Those young men, who know that the regime of Bashar al-Assad fabricates truths in order to spuriously repeat them in the media, realise the importance of what they are doing. Now they are creators of the Truth. These scenes that they record might just be capable of creating something that can put an end to the suffering of the Syrian people who are being slaughtered on a daily basis, the Syrians for whom massacres beget only more massacres.         

A number of the young men who were transformed into reporters without any past experience have become heroes. Some have been killed, others arrested. One of the young men whom the Syrian security services caught in the act of filming had his eyes gouged out—when his body finally surfaced it had no eyes!         

The Syrian regime is afraid of the truth coming out, which would expose the reality of their crimes. So they target journalists who write about the revolution as well as those who broadcast it by video; therefore their punishment is still worse, whether it comes to arrest or torture or bodily disfigurement. The Syrians are unmoved when they get turned into war reporters in the blink of an eye; they have no fear. They are guided by a rare courage to report the truth of their death, the truth of their demands and their revolution. The young men who appear every day on television screens the world over via recorded snippets on YouTube are constantly changing, their faces replaced from one day to the next, just barely benefiting from the expertise of some initial appearance, which was followed by a second, then a third…

Until this journalistic proficiency vanishes amid the dust and the bullets, lost along with their souls that take flight even as they report the truth.

Other young men will take over the assignment, with warm hearts renewed, reporting the event, before they, too, will fall.

And so forth and so on

The Syrians do not tire of becoming journalist martyrs.

They are born from the bullets but also from freedom, and their camera eyes never sleep, despite the bombing!

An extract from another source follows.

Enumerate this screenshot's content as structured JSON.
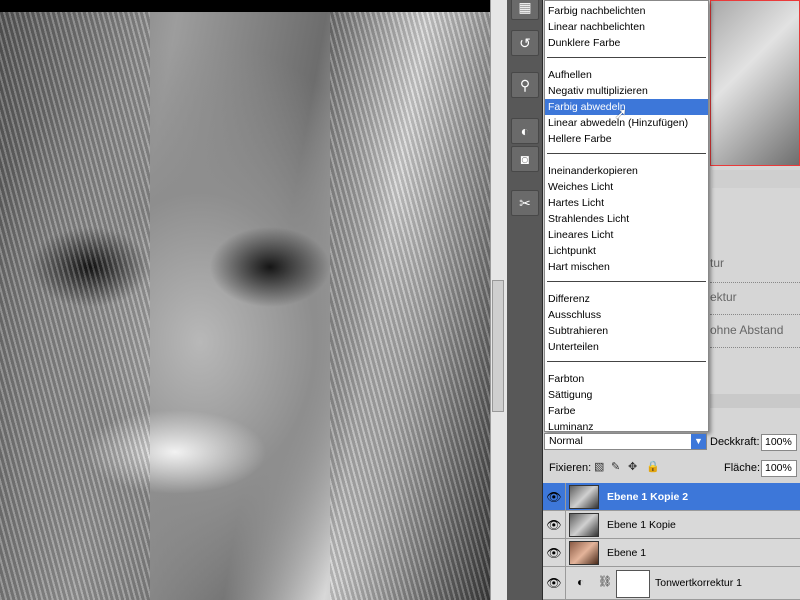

An extract from this dispatch was published in the English PEN member’s magazine in September 2012.

About the Author

Samar Yazbek
is a Syrian writer and journalist, born in Jableh in 1970. She is the author of several works of fiction. Her novel, Cinnamon, is to be published by Arabia Books later this year. An outspoken critic of the Assad regime, Yazbek has been deeply involved in the Syrian uprising since it broke out on 15 March 2011. Fearing for the life of her daughter she was forced to flee her country and now lives in hiding. Her book A Woman in the Crossfire published by Haus won an English PEN Writers in Translation award in 2012.

Read more about A Woman in the Crossfire  
from Haus Publishing.

Read about Samar’s event at the Frontline Club in London


About the Translator

Max Weiss
is the author of In the Shadow of Sectarianism: Law, Shi’ism and the Making of Modern Lebanon (2010). He is also a noted translator of contemporary Arabic literature into English. His translation of Abbas Beydoun’s novel Blood Test won the Arkansas Arabic Translation Award. He joined the faculty of Princeton University in 2010.